Items from an interface collection
******

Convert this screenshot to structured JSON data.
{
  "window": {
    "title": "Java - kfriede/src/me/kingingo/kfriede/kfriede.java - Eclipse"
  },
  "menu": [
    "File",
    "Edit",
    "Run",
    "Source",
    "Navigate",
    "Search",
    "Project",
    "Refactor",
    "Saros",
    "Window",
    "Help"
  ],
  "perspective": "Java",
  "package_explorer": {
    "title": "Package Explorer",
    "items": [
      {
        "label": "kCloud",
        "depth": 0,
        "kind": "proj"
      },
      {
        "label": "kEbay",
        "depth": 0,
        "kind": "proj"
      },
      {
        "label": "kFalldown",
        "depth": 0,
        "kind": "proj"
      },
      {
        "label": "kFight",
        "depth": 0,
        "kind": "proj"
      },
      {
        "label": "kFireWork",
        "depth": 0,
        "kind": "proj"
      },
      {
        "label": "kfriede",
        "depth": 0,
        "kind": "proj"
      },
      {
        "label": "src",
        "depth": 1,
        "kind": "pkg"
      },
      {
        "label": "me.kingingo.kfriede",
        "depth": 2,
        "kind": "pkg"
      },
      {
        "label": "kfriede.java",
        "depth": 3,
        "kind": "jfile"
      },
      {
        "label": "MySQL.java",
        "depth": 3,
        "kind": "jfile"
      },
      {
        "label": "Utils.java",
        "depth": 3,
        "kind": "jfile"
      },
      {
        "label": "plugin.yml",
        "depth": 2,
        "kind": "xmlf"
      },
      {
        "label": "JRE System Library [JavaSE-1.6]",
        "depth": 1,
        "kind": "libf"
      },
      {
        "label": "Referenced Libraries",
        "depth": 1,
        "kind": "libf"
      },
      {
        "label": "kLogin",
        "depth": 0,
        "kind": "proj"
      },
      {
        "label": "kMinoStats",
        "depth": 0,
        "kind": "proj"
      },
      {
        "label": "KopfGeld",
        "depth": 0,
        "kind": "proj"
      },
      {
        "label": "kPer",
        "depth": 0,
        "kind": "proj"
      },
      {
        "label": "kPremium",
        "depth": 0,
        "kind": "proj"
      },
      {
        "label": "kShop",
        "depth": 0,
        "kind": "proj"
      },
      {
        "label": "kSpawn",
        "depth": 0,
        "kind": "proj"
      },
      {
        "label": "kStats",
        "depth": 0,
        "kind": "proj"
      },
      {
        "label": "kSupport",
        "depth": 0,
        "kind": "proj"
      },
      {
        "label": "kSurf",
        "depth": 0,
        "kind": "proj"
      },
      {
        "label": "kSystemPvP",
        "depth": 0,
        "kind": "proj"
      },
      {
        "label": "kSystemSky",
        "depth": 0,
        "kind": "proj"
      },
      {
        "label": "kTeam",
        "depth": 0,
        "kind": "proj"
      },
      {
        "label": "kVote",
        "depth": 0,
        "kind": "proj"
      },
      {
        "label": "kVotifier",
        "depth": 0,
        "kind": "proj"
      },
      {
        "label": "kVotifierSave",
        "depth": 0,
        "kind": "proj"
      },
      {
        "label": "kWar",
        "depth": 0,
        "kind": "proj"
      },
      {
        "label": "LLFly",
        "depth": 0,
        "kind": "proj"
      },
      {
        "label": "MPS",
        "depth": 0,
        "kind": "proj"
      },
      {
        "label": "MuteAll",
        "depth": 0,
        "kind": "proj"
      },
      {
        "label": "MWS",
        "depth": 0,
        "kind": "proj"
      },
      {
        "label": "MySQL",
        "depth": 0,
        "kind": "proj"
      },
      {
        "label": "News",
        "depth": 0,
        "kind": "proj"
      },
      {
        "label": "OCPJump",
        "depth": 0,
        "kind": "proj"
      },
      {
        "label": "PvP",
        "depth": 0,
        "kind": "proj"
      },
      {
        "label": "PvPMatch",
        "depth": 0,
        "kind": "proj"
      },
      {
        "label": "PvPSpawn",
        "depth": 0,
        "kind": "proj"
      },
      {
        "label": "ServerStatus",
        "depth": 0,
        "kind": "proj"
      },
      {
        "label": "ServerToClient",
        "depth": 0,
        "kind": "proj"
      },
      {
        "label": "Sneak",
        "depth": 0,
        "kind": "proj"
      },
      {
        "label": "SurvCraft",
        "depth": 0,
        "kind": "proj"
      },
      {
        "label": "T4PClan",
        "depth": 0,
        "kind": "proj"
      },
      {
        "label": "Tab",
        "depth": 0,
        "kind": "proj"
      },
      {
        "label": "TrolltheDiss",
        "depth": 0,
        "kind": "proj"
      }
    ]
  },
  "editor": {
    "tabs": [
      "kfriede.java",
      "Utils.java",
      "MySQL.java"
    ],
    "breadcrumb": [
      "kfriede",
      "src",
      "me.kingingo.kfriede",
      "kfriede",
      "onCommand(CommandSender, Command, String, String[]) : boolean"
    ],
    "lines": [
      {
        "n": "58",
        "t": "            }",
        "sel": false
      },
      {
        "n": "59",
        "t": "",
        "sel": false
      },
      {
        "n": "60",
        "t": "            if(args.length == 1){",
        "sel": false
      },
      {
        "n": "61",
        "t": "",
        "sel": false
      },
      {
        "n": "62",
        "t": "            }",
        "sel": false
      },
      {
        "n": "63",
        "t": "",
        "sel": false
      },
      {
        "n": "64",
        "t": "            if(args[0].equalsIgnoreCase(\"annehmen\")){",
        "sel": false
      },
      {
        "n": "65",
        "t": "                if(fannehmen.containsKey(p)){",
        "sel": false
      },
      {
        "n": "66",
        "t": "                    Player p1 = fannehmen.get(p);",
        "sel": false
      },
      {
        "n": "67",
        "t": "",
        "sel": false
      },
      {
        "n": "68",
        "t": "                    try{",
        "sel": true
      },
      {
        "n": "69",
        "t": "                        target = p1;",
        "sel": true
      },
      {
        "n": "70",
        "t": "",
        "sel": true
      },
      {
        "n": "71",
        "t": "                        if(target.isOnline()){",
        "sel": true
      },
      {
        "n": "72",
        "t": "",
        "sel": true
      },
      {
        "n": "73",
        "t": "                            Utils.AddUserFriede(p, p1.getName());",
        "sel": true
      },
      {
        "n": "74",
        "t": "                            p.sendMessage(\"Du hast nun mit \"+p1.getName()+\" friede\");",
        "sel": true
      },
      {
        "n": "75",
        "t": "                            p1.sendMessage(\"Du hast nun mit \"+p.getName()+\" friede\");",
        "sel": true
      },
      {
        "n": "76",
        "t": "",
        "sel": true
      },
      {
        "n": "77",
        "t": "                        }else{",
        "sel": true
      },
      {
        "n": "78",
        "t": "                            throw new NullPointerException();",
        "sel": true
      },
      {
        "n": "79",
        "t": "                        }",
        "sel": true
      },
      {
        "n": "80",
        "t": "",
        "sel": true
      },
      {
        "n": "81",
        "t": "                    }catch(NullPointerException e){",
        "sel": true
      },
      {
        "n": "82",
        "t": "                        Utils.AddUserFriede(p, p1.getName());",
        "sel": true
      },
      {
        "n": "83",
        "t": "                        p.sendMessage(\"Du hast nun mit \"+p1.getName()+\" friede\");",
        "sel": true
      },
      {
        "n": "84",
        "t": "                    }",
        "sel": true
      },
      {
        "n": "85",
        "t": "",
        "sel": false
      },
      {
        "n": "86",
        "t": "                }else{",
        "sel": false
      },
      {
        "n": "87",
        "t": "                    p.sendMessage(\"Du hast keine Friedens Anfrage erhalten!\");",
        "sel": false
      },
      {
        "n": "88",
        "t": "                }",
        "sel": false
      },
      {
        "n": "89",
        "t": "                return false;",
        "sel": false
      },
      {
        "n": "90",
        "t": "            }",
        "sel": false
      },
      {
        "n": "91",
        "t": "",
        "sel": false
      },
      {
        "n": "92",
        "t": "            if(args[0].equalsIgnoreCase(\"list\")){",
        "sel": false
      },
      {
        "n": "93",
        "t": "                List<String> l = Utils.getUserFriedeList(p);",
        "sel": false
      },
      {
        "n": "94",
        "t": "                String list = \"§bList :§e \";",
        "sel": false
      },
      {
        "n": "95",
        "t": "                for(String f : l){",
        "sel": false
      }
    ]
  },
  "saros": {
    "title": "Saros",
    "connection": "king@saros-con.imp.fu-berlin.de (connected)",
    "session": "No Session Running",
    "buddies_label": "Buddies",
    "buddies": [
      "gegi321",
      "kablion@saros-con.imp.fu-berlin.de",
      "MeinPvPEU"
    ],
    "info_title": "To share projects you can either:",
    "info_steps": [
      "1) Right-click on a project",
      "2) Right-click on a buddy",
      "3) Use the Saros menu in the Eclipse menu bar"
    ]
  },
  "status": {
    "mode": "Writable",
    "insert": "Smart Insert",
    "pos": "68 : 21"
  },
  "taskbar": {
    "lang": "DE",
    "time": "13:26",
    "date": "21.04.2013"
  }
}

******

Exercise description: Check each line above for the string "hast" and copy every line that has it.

Output of the task:
        "t": "                            p.sendMessage(\"Du hast nun mit \"+p1.getName()+\" friede\");",
        "t": "                            p1.sendMessage(\"Du hast nun mit \"+p.getName()+\" friede\");",
        "t": "                        p.sendMessage(\"Du hast nun mit \"+p1.getName()+\" friede\");",
        "t": "                    p.sendMessage(\"Du hast keine Friedens Anfrage erhalten!\");",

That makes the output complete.